According to a recent article from the West Virginia Record, a federal jury has just awarded a plaintiff $3.27 million in a multidistrict litigation (MDL) case involving transvaginal mesh (TVM) products manufactured by Johnson & Johnson.
This case involved the Gynecare TVT Obturator. This device, manufactured by Ethicon, a Johnson & Johnson subsidiary, is a surgically implanted medical device used in the treatment of stress urinary incontinence. The TVM device consists of what is essentially a layer of mesh being held within a support device. The fact that it is supported in this manner is the reason it is called a tension-free vaginal tape (TVT) design, which was marketed as being superior and safer than previous TVM devices that are linked to serious injuries to patients, including erosion of tissue and vaginal dehiscence.

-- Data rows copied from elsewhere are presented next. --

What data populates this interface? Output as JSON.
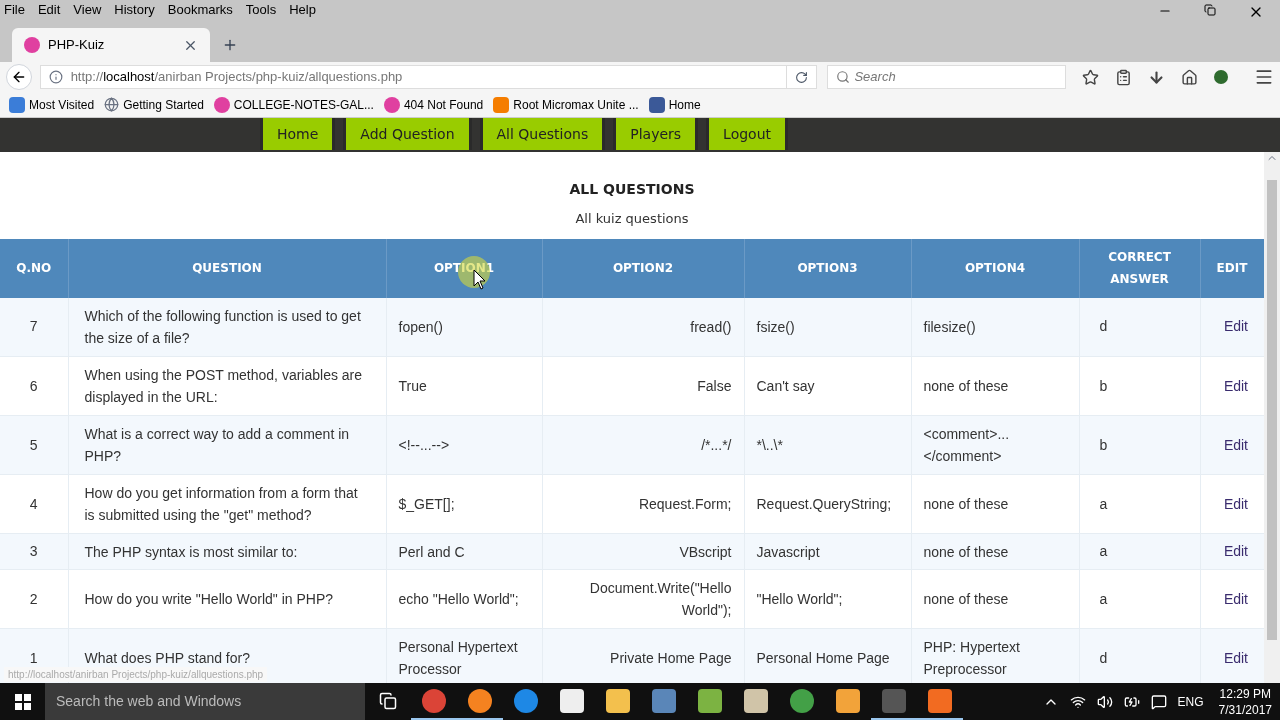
{
  "menu_bar": [
    "File",
    "Edit",
    "View",
    "History",
    "Bookmarks",
    "Tools",
    "Help"
  ],
  "tabs": [
    {
      "title": "PHP-Kuiz",
      "selected": true
    }
  ],
  "address_bar": {
    "scheme": "http://",
    "host": "localhost",
    "path": "/anirban Projects/php-kuiz/allquestions.php"
  },
  "search": {
    "placeholder": "Search"
  },
  "bookmarks": [
    {
      "label": "Most Visited",
      "kind": "star"
    },
    {
      "label": "Getting Started",
      "kind": "globe"
    },
    {
      "label": "COLLEGE-NOTES-GAL...",
      "kind": "w"
    },
    {
      "label": "404 Not Found",
      "kind": "w"
    },
    {
      "label": "Root Micromax Unite ...",
      "kind": "blogger"
    },
    {
      "label": "Home",
      "kind": "facebook"
    }
  ],
  "nav": [
    {
      "label": "Home"
    },
    {
      "label": "Add Question"
    },
    {
      "label": "All Questions"
    },
    {
      "label": "Players"
    },
    {
      "label": "Logout"
    }
  ],
  "page": {
    "title": "ALL QUESTIONS",
    "subtitle": "All kuiz questions"
  },
  "table": {
    "columns": [
      "Q.NO",
      "QUESTION",
      "OPTION1",
      "OPTION2",
      "OPTION3",
      "OPTION4",
      "CORRECT ANSWER",
      "EDIT"
    ],
    "rows": [
      {
        "no": "7",
        "question": "Which of the following function is used to get the size of a file?",
        "options": [
          "fopen()",
          "fread()",
          "fsize()",
          "filesize()"
        ],
        "answer": "d",
        "edit": "Edit"
      },
      {
        "no": "6",
        "question": "When using the POST method, variables are displayed in the URL:",
        "options": [
          "True",
          "False",
          "Can't say",
          "none of these"
        ],
        "answer": "b",
        "edit": "Edit"
      },
      {
        "no": "5",
        "question": "What is a correct way to add a comment in PHP?",
        "options": [
          "<!--...-->",
          "/*...*/",
          "*\\..\\*",
          "<comment>...</comment>"
        ],
        "answer": "b",
        "edit": "Edit"
      },
      {
        "no": "4",
        "question": "How do you get information from a form that is submitted using the \"get\" method?",
        "options": [
          "$_GET[];",
          "Request.Form;",
          "Request.QueryString;",
          "none of these"
        ],
        "answer": "a",
        "edit": "Edit"
      },
      {
        "no": "3",
        "question": "The PHP syntax is most similar to:",
        "options": [
          "Perl and C",
          "VBscript",
          "Javascript",
          "none of these"
        ],
        "answer": "a",
        "edit": "Edit"
      },
      {
        "no": "2",
        "question": "How do you write \"Hello World\" in PHP?",
        "options": [
          "echo \"Hello World\";",
          "Document.Write(\"Hello World\");",
          "\"Hello World\";",
          "none of these"
        ],
        "answer": "a",
        "edit": "Edit"
      },
      {
        "no": "1",
        "question": "What does PHP stand for?",
        "options": [
          "Personal Hypertext Processor",
          "Private Home Page",
          "Personal Home Page",
          "PHP: Hypertext Preprocessor"
        ],
        "answer": "d",
        "edit": "Edit"
      }
    ]
  },
  "status_url": "http://localhost/anirban Projects/php-kuiz/allquestions.php",
  "taskbar": {
    "search_placeholder": "Search the web and Windows",
    "apps": [
      {
        "kind": "taskview",
        "open": false
      },
      {
        "kind": "chrome",
        "open": true
      },
      {
        "kind": "firefox",
        "open": true
      },
      {
        "kind": "edge",
        "open": false
      },
      {
        "kind": "store",
        "open": false
      },
      {
        "kind": "folder",
        "open": false
      },
      {
        "kind": "media",
        "open": false
      },
      {
        "kind": "notepad",
        "open": false
      },
      {
        "kind": "paint",
        "open": false
      },
      {
        "kind": "download",
        "open": false
      },
      {
        "kind": "player",
        "open": false
      },
      {
        "kind": "sublime",
        "open": true
      },
      {
        "kind": "recorder",
        "open": true
      }
    ],
    "language": "ENG",
    "time": "12:29 PM",
    "date": "7/31/2017"
  }
}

As our TVM plaintiff attorneys in New England understand, these products pose several other risks to women, including erosion of the mesh itself. There is also a risk that, when the device is surgically implanted through incisions made in the vagina and then anchored to the pelvic bone, the patient’s bowel and other internal organs may be perforated (punctured), resulting in internal bleeding, urinary incontinence, and potentially deadly infections.

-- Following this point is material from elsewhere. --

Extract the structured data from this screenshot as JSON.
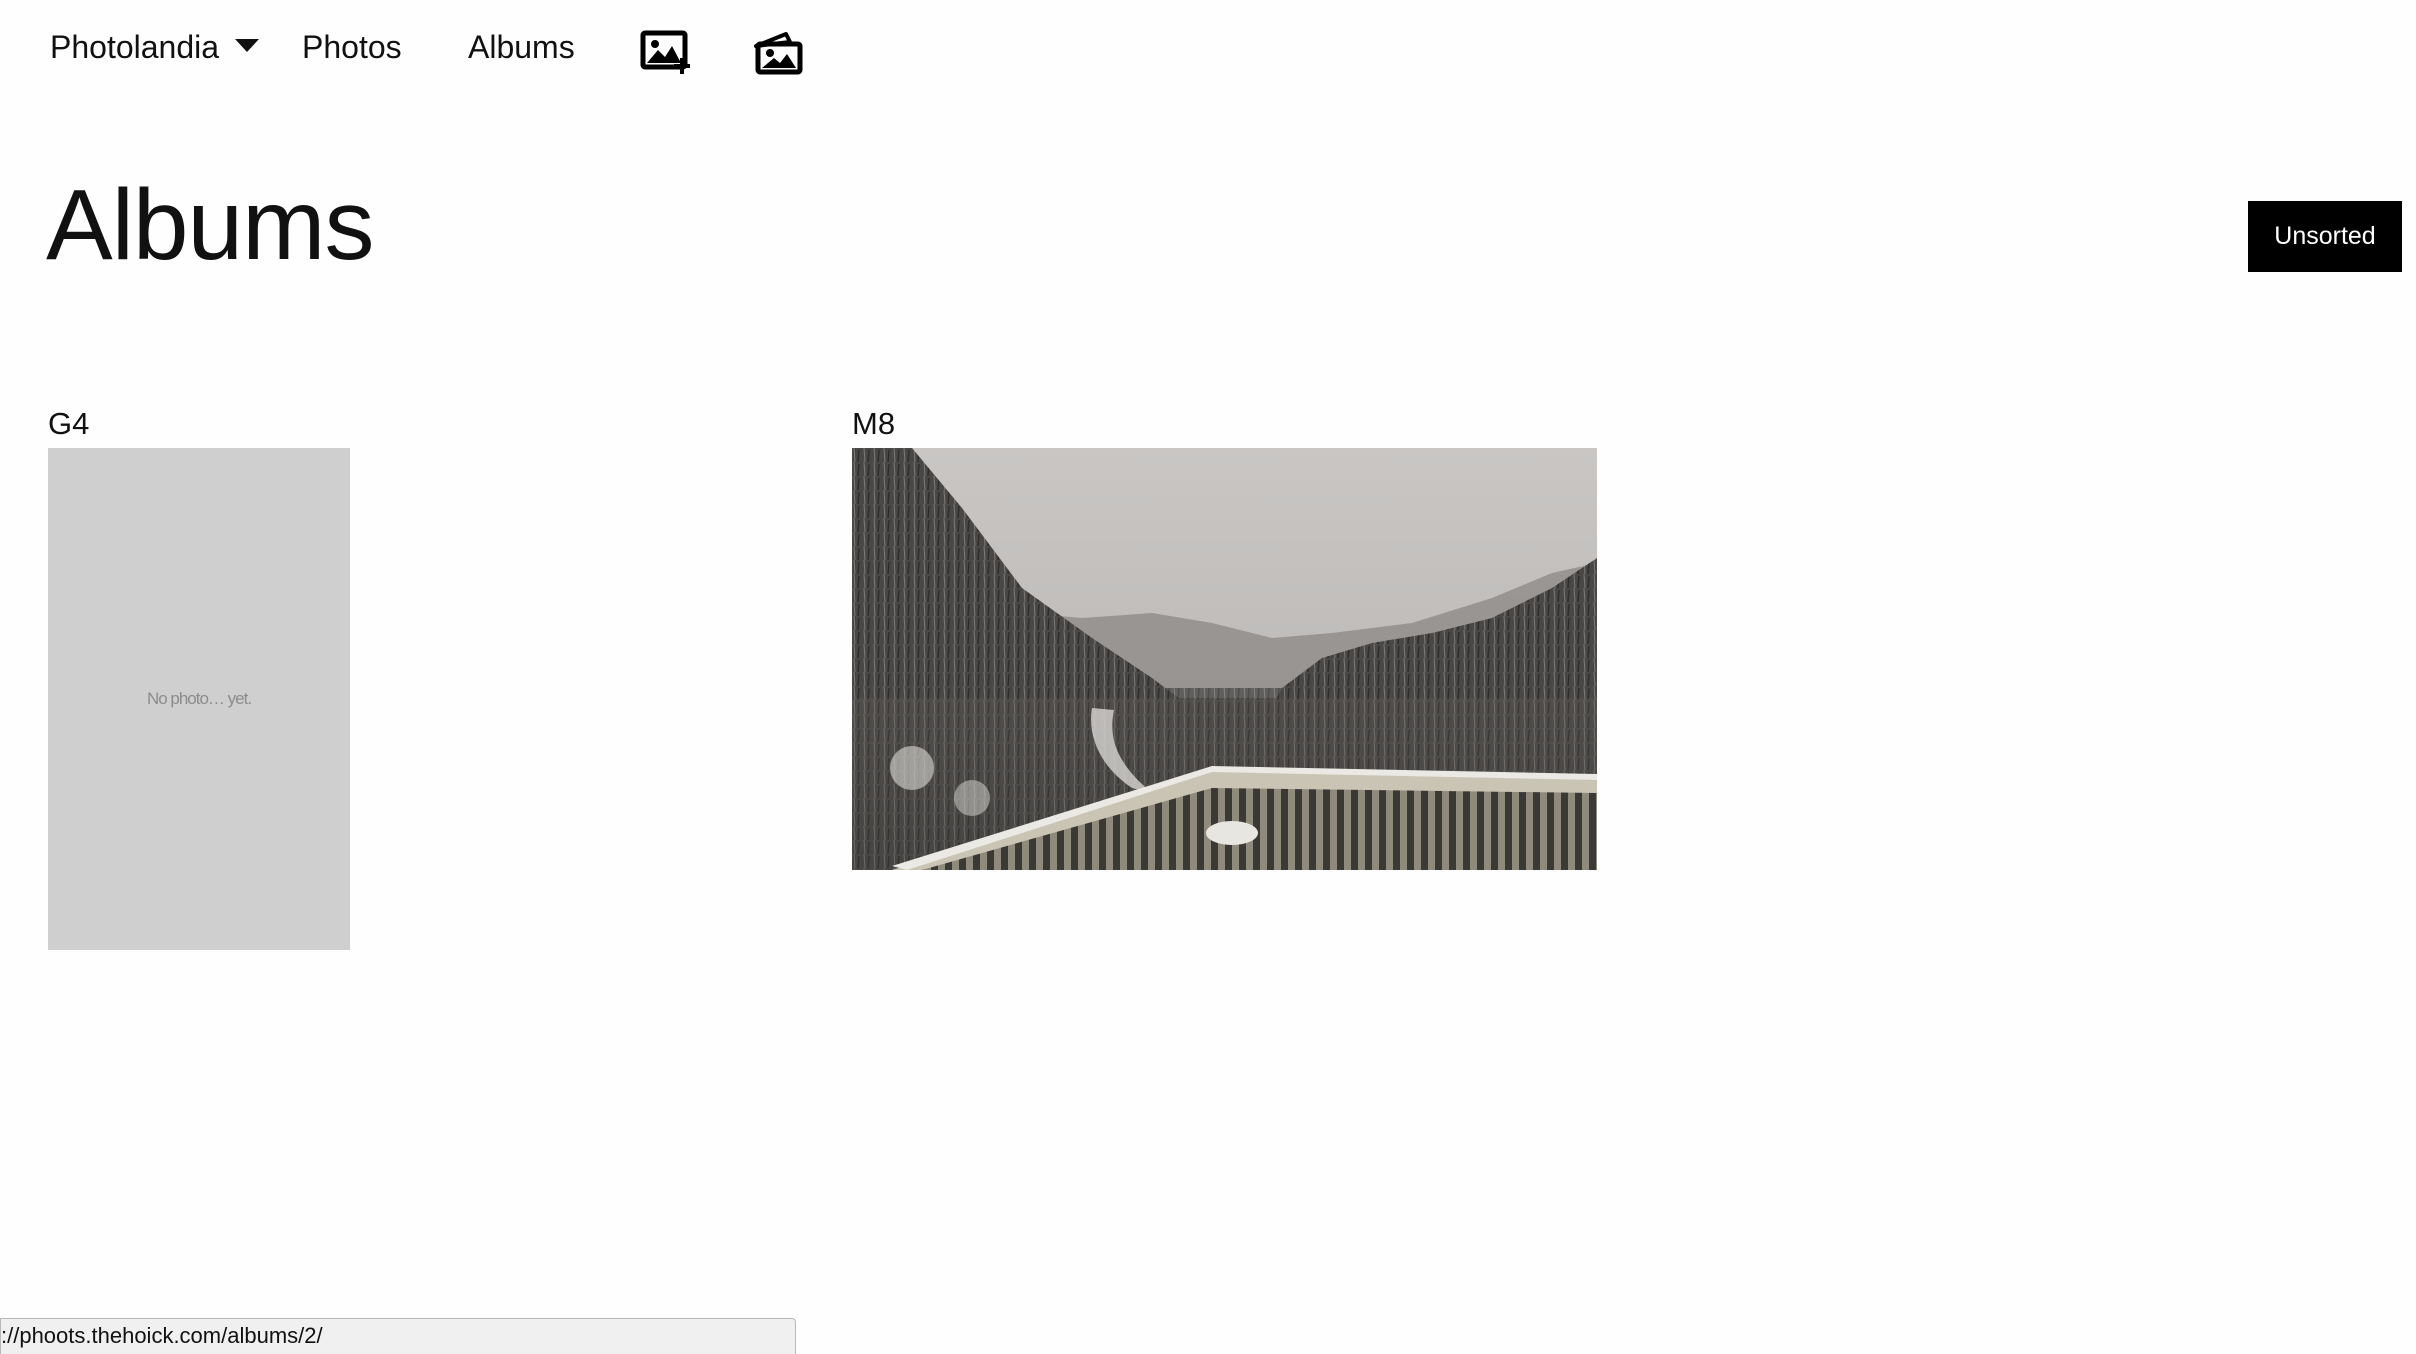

In this case, the jury found that the drug company had defectively designed the product and failed to adequately warn doctors and patients of known risks. The verdict was in the amount of $100,000 to compensate for medical expenses, $470,000 in pain and suffering and emotional distress that had already been experienced, and $2.5 million for pain and suffering, disability, and loss of enjoyment of life that will likely be experienced by plaintiff in the future. Plaintiff’s husband was also awarded $200,000 in damages associated with loss of consortium.